Reproduce the full set of records that follow, exactly as shown.
====== EXERCISE MATERIAL ======
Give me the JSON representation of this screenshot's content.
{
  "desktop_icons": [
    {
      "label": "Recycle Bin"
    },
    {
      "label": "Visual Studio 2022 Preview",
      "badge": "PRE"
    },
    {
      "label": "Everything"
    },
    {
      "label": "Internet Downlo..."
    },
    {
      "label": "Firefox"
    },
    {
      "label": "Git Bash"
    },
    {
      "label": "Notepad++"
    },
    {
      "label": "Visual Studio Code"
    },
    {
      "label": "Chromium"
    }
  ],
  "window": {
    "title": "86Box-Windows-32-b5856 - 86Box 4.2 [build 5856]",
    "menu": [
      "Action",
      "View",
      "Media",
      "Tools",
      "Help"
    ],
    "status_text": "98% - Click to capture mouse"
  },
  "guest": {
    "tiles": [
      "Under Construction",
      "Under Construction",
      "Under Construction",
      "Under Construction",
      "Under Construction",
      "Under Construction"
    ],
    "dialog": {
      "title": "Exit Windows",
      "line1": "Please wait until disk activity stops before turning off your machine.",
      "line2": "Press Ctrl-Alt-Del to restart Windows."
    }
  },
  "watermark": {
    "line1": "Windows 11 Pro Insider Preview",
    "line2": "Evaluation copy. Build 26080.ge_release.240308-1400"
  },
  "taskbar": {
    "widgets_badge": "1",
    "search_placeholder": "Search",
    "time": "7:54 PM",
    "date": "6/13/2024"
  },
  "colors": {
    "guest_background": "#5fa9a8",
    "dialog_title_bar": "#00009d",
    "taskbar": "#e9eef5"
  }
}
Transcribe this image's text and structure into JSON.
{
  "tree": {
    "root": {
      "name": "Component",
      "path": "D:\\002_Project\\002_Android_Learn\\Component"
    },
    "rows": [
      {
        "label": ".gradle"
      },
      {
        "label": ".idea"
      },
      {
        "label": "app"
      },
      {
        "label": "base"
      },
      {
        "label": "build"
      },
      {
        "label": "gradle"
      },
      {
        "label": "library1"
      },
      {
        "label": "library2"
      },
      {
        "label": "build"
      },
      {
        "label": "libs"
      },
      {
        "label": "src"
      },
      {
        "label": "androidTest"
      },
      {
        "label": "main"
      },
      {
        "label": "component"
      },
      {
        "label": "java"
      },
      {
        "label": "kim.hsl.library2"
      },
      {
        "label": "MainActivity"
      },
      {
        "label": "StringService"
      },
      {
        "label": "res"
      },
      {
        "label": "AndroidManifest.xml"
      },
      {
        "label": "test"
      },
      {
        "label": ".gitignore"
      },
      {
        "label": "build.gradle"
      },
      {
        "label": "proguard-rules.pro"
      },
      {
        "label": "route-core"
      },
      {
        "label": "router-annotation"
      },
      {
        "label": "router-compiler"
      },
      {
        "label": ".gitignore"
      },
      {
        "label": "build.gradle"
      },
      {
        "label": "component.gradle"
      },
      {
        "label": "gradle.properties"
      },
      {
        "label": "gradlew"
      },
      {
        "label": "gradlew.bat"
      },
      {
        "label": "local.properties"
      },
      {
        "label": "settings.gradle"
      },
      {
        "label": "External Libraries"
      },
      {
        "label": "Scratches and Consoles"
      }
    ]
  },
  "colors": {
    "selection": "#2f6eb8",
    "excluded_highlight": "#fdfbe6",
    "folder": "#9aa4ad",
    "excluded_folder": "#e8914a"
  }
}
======
▶ **OUTPUT FOR THIS TASK**:
Give me the JSON representation of this screenshot's content.
{
  "desktop_icons": [
    {
      "label": "Recycle Bin"
    },
    {
      "label": "Visual Studio 2022 Preview",
      "badge": "PRE"
    },
    {
      "label": "Everything"
    },
    {
      "label": "Internet Downlo..."
    },
    {
      "label": "Firefox"
    },
    {
      "label": "Git Bash"
    },
    {
      "label": "Notepad++"
    },
    {
      "label": "Visual Studio Code"
    },
    {
      "label": "Chromium"
    }
  ],
  "window": {
    "title": "86Box-Windows-32-b5856 - 86Box 4.2 [build 5856]",
    "menu": [
      "Action",
      "View",
      "Media",
      "Tools",
      "Help"
    ],
    "status_text": "98% - Click to capture mouse"
  },
  "guest": {
    "tiles": [
      "Under Construction",
      "Under Construction",
      "Under Construction",
      "Under Construction",
      "Under Construction",
      "Under Construction"
    ],
    "dialog": {
      "title": "Exit Windows",
      "line1": "Please wait until disk activity stops before turning off your machine.",
      "line2": "Press Ctrl-Alt-Del to restart Windows."
    }
  },
  "watermark": {
    "line1": "Windows 11 Pro Insider Preview",
    "line2": "Evaluation copy. Build 26080.ge_release.240308-1400"
  },
  "taskbar": {
    "widgets_badge": "1",
    "search_placeholder": "Search",
    "time": "7:54 PM",
    "date": "6/13/2024"
  },
  "colors": {
    "guest_background": "#5fa9a8",
    "dialog_title_bar": "#00009d",
    "taskbar": "#e9eef5"
  }
}
Transcribe this image's text and structure into JSON.
{
  "tree": {
    "root": {
      "name": "Component",
      "path": "D:\\002_Project\\002_Android_Learn\\Component"
    },
    "rows": [
      {
        "label": ".gradle"
      },
      {
        "label": ".idea"
      },
      {
        "label": "app"
      },
      {
        "label": "base"
      },
      {
        "label": "build"
      },
      {
        "label": "gradle"
      },
      {
        "label": "library1"
      },
      {
        "label": "library2"
      },
      {
        "label": "build"
      },
      {
        "label": "libs"
      },
      {
        "label": "src"
      },
      {
        "label": "androidTest"
      },
      {
        "label": "main"
      },
      {
        "label": "component"
      },
      {
        "label": "java"
      },
      {
        "label": "kim.hsl.library2"
      },
      {
        "label": "MainActivity"
      },
      {
        "label": "StringService"
      },
      {
        "label": "res"
      },
      {
        "label": "AndroidManifest.xml"
      },
      {
        "label": "test"
      },
      {
        "label": ".gitignore"
      },
      {
        "label": "build.gradle"
      },
      {
        "label": "proguard-rules.pro"
      },
      {
        "label": "route-core"
      },
      {
        "label": "router-annotation"
      },
      {
        "label": "router-compiler"
      },
      {
        "label": ".gitignore"
      },
      {
        "label": "build.gradle"
      },
      {
        "label": "component.gradle"
      },
      {
        "label": "gradle.properties"
      },
      {
        "label": "gradlew"
      },
      {
        "label": "gradlew.bat"
      },
      {
        "label": "local.properties"
      },
      {
        "label": "settings.gradle"
      },
      {
        "label": "External Libraries"
      },
      {
        "label": "Scratches and Consoles"
      }
    ]
  },
  "colors": {
    "selection": "#2f6eb8",
    "excluded_highlight": "#fdfbe6",
    "folder": "#9aa4ad",
    "excluded_folder": "#e8914a"
  }
}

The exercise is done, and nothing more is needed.